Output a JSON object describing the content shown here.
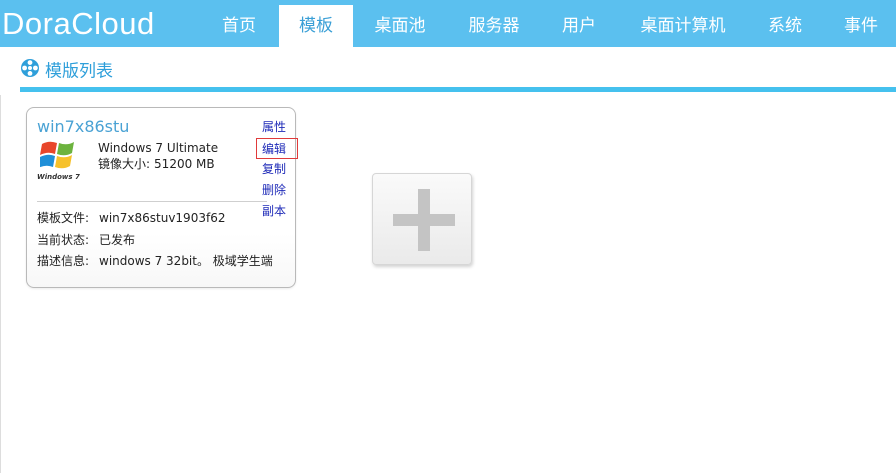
{
  "app": {
    "logo": "DoraCloud"
  },
  "nav": {
    "items": [
      {
        "label": "首页"
      },
      {
        "label": "模板"
      },
      {
        "label": "桌面池"
      },
      {
        "label": "服务器"
      },
      {
        "label": "用户"
      },
      {
        "label": "桌面计算机"
      },
      {
        "label": "系统"
      },
      {
        "label": "事件"
      }
    ],
    "active": "模板"
  },
  "page": {
    "section_title": "模版列表",
    "section_icon": "film-reel-icon"
  },
  "templates": [
    {
      "name": "win7x86stu",
      "os_logo_text": "Windows 7",
      "os_name": "Windows 7 Ultimate",
      "size_label": "镜像大小:",
      "size_value": "51200 MB",
      "actions": [
        {
          "label": "属性"
        },
        {
          "label": "编辑"
        },
        {
          "label": "复制"
        },
        {
          "label": "删除"
        },
        {
          "label": "副本"
        }
      ],
      "selected_action": "编辑",
      "info": [
        {
          "key": "模板文件:",
          "value": "win7x86stuv1903f62"
        },
        {
          "key": "当前状态:",
          "value": "已发布"
        },
        {
          "key": "描述信息:",
          "value": "windows 7 32bit。 极域学生端"
        }
      ]
    }
  ],
  "add_button": {
    "icon": "plus-icon"
  },
  "colors": {
    "topbar": "#5bc0ef",
    "accent": "#2e9fda",
    "link": "#1f2bb8",
    "highlight": "#e03a3a"
  }
}
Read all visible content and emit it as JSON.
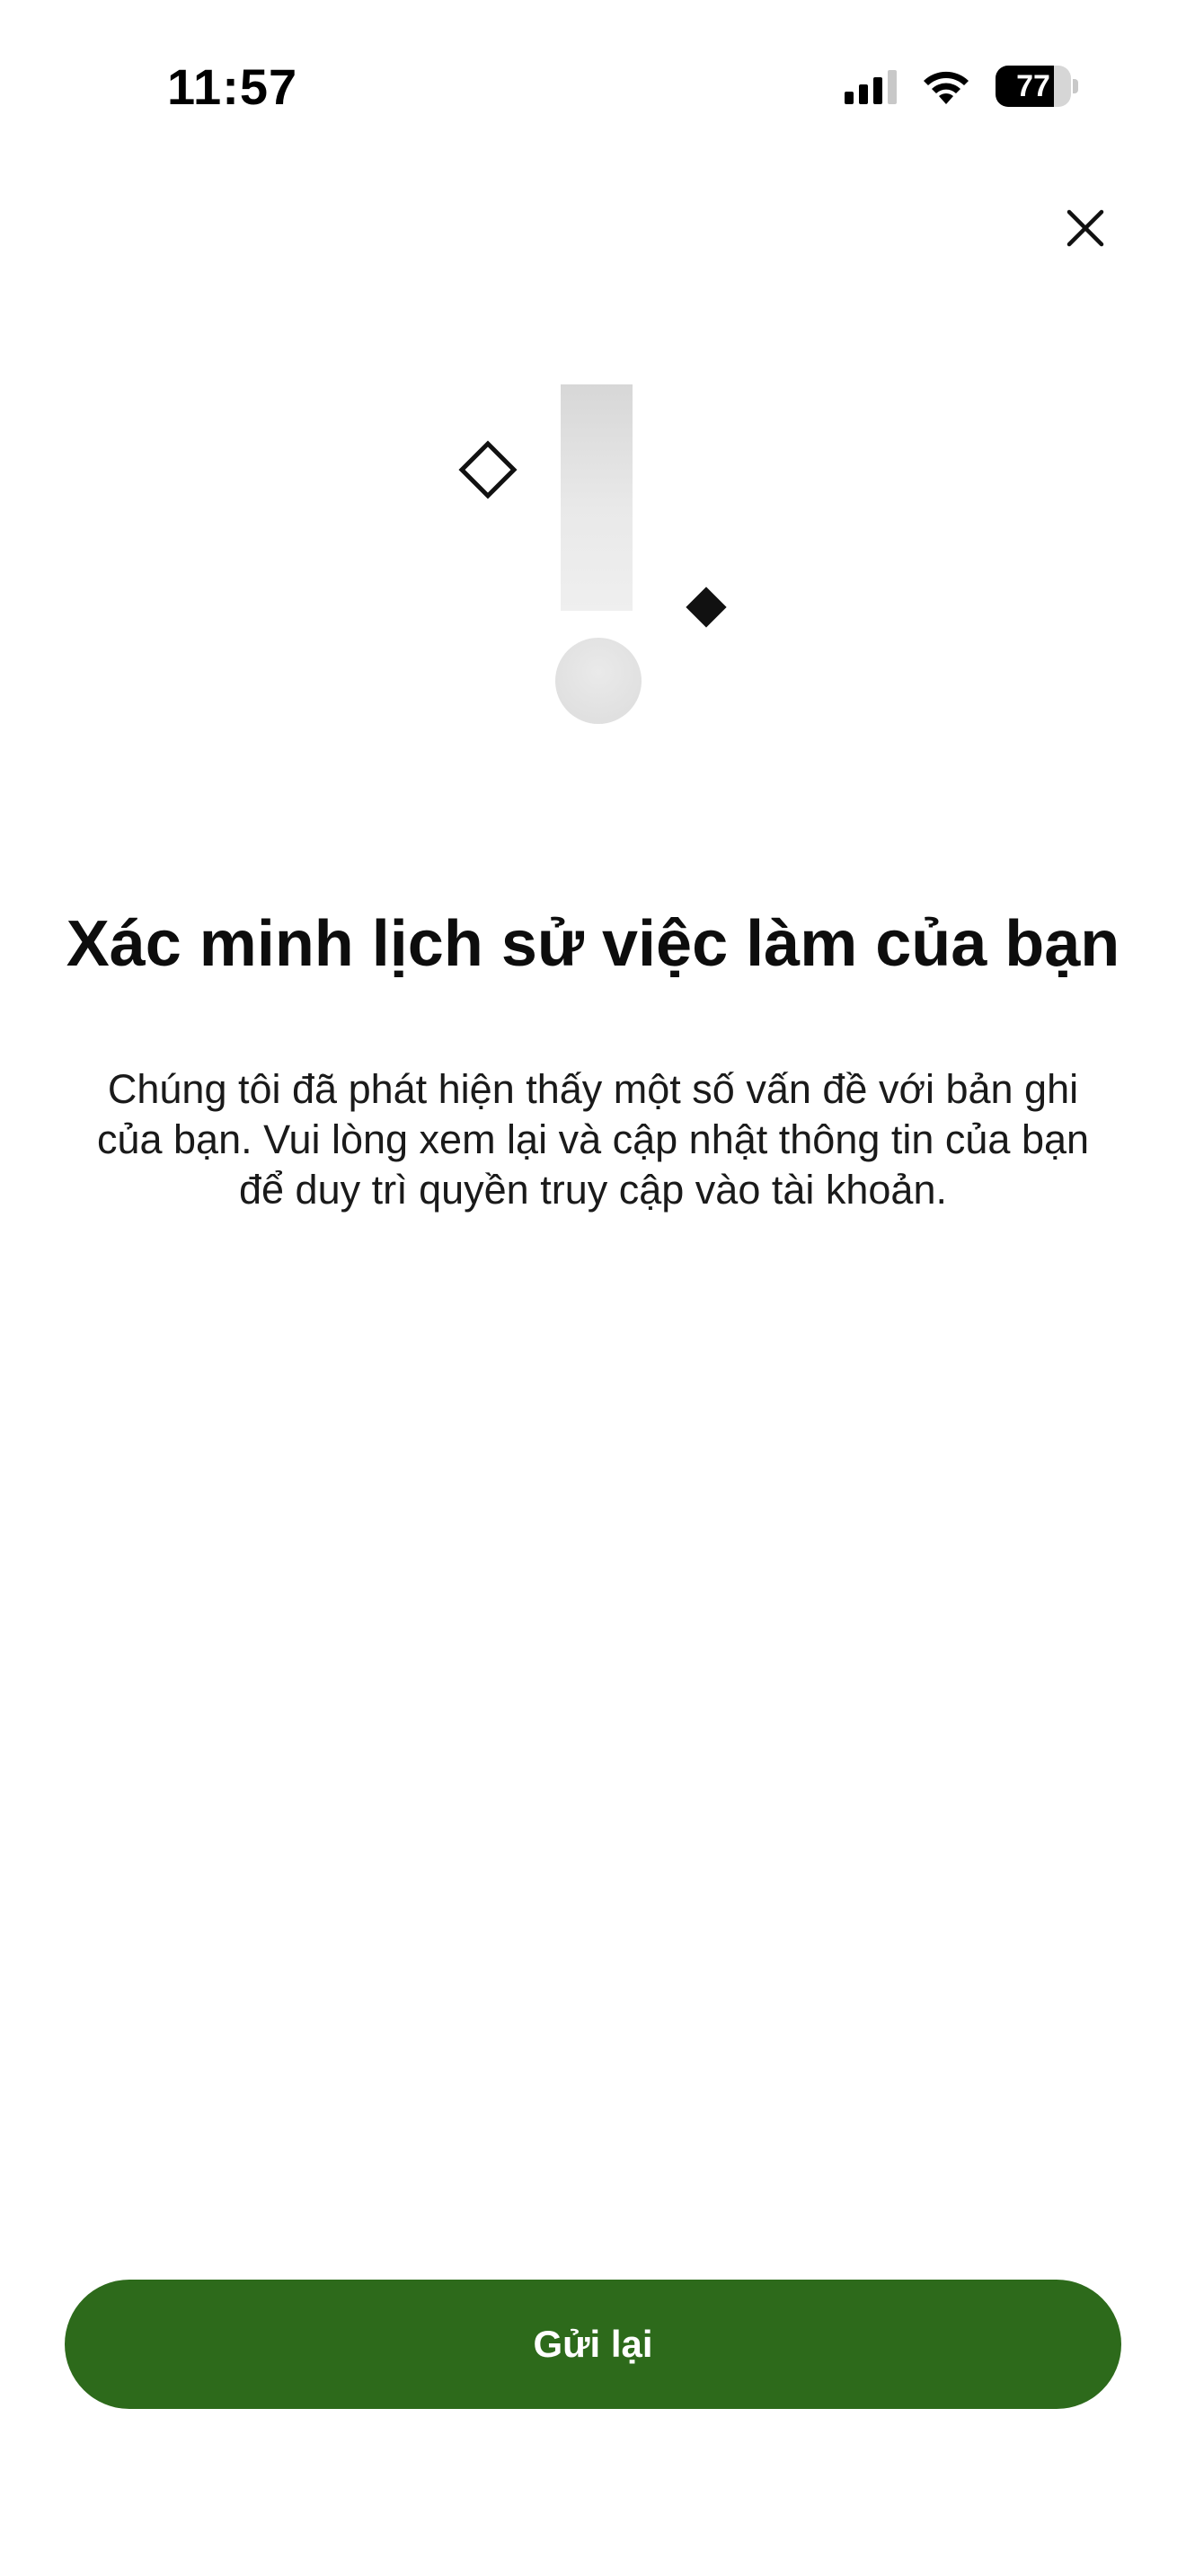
{
  "status_bar": {
    "time": "11:57",
    "battery_level": "77",
    "battery_fraction": 0.77
  },
  "icons": {
    "close": "close-icon",
    "signal": "cellular-signal-icon",
    "wifi": "wifi-icon",
    "battery": "battery-icon",
    "illustration": "exclamation-illustration"
  },
  "colors": {
    "primary_button": "#2d6a1b",
    "button_text": "#ffffff",
    "title_text": "#0d0d0d"
  },
  "content": {
    "title": "Xác minh lịch sử việc làm của bạn",
    "description": "Chúng tôi đã phát hiện thấy một số vấn đề với bản ghi của bạn. Vui lòng xem lại và cập nhật thông tin của bạn để duy trì quyền truy cập vào tài khoản."
  },
  "actions": {
    "resend_label": "Gửi lại"
  }
}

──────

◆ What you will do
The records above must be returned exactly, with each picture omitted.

◆ Response
Output a JSON object describing the content shown here.
{
  "app": {
    "logo": "DoraCloud"
  },
  "nav": {
    "items": [
      {
        "label": "首页"
      },
      {
        "label": "模板"
      },
      {
        "label": "桌面池"
      },
      {
        "label": "服务器"
      },
      {
        "label": "用户"
      },
      {
        "label": "桌面计算机"
      },
      {
        "label": "系统"
      },
      {
        "label": "事件"
      }
    ],
    "active": "模板"
  },
  "page": {
    "section_title": "模版列表",
    "section_icon": "film-reel-icon"
  },
  "templates": [
    {
      "name": "win7x86stu",
      "os_logo_text": "Windows 7",
      "os_name": "Windows 7 Ultimate",
      "size_label": "镜像大小:",
      "size_value": "51200 MB",
      "actions": [
        {
          "label": "属性"
        },
        {
          "label": "编辑"
        },
        {
          "label": "复制"
        },
        {
          "label": "删除"
        },
        {
          "label": "副本"
        }
      ],
      "selected_action": "编辑",
      "info": [
        {
          "key": "模板文件:",
          "value": "win7x86stuv1903f62"
        },
        {
          "key": "当前状态:",
          "value": "已发布"
        },
        {
          "key": "描述信息:",
          "value": "windows 7 32bit。 极域学生端"
        }
      ]
    }
  ],
  "add_button": {
    "icon": "plus-icon"
  },
  "colors": {
    "topbar": "#5bc0ef",
    "accent": "#2e9fda",
    "link": "#1f2bb8",
    "highlight": "#e03a3a"
  }
}
Read all visible content and emit it as JSON.
{
  "status_bar": {
    "time": "11:57",
    "battery_level": "77",
    "battery_fraction": 0.77
  },
  "icons": {
    "close": "close-icon",
    "signal": "cellular-signal-icon",
    "wifi": "wifi-icon",
    "battery": "battery-icon",
    "illustration": "exclamation-illustration"
  },
  "colors": {
    "primary_button": "#2d6a1b",
    "button_text": "#ffffff",
    "title_text": "#0d0d0d"
  },
  "content": {
    "title": "Xác minh lịch sử việc làm của bạn",
    "description": "Chúng tôi đã phát hiện thấy một số vấn đề với bản ghi của bạn. Vui lòng xem lại và cập nhật thông tin của bạn để duy trì quyền truy cập vào tài khoản."
  },
  "actions": {
    "resend_label": "Gửi lại"
  }
}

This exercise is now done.